(Component data from apps and pages)

══════

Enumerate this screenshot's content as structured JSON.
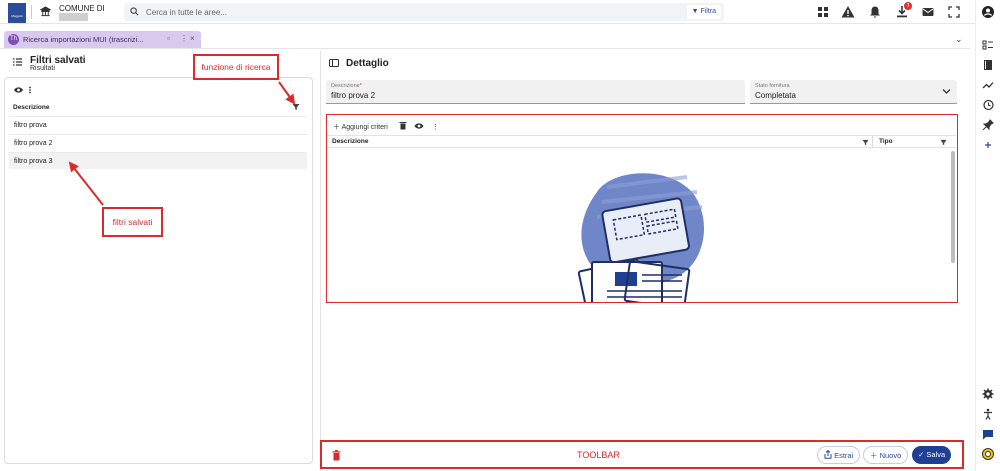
{
  "header": {
    "logo_text": "Maggioli",
    "municipality_label": "COMUNE DI",
    "search_placeholder": "Cerca in tutte le aree...",
    "filter_button": "Filtra",
    "downloads_badge": "3"
  },
  "tab": {
    "icon_text": "Th",
    "label": "Ricerca importazioni MUI (trascrizi...",
    "active_color": "#d9c9ef"
  },
  "saved_filters": {
    "title": "Filtri salvati",
    "subtitle": "Risultati",
    "column_header": "Descrizione",
    "rows": [
      "filtro prova",
      "filtro prova 2",
      "filtro prova 3"
    ]
  },
  "detail": {
    "title": "Dettaglio",
    "description_field": {
      "label": "Descrizione",
      "required_mark": "*",
      "value": "filtro prova 2"
    },
    "status_field": {
      "label": "Stato fornitura",
      "value": "Completata"
    },
    "criteria": {
      "add_button": "Aggiungi criteri",
      "columns": [
        "Descrizione",
        "Tipo"
      ]
    }
  },
  "toolbar": {
    "label": "TOOLBAR",
    "extract_button": "Estrai",
    "new_button": "Nuovo",
    "save_button": "Salva"
  },
  "annotations": {
    "search_function": "funzione di ricerca",
    "saved_filters": "filtri salvati",
    "color": "#d92b2b"
  },
  "colors": {
    "primary": "#1f3f94",
    "accent_red": "#d92b2b"
  }
}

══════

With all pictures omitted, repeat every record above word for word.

Enumerate this screenshot's content as structured JSON.
{
  "header": {
    "logo_text": "Maggioli",
    "municipality_label": "COMUNE DI",
    "search_placeholder": "Cerca in tutte le aree...",
    "filter_button": "Filtra",
    "downloads_badge": "3"
  },
  "tab": {
    "icon_text": "Th",
    "label": "Ricerca importazioni MUI (trascrizi...",
    "active_color": "#d9c9ef"
  },
  "saved_filters": {
    "title": "Filtri salvati",
    "subtitle": "Risultati",
    "column_header": "Descrizione",
    "rows": [
      "filtro prova",
      "filtro prova 2",
      "filtro prova 3"
    ]
  },
  "detail": {
    "title": "Dettaglio",
    "description_field": {
      "label": "Descrizione",
      "required_mark": "*",
      "value": "filtro prova 2"
    },
    "status_field": {
      "label": "Stato fornitura",
      "value": "Completata"
    },
    "criteria": {
      "add_button": "Aggiungi criteri",
      "columns": [
        "Descrizione",
        "Tipo"
      ]
    }
  },
  "toolbar": {
    "label": "TOOLBAR",
    "extract_button": "Estrai",
    "new_button": "Nuovo",
    "save_button": "Salva"
  },
  "annotations": {
    "search_function": "funzione di ricerca",
    "saved_filters": "filtri salvati",
    "color": "#d92b2b"
  },
  "colors": {
    "primary": "#1f3f94",
    "accent_red": "#d92b2b"
  }
}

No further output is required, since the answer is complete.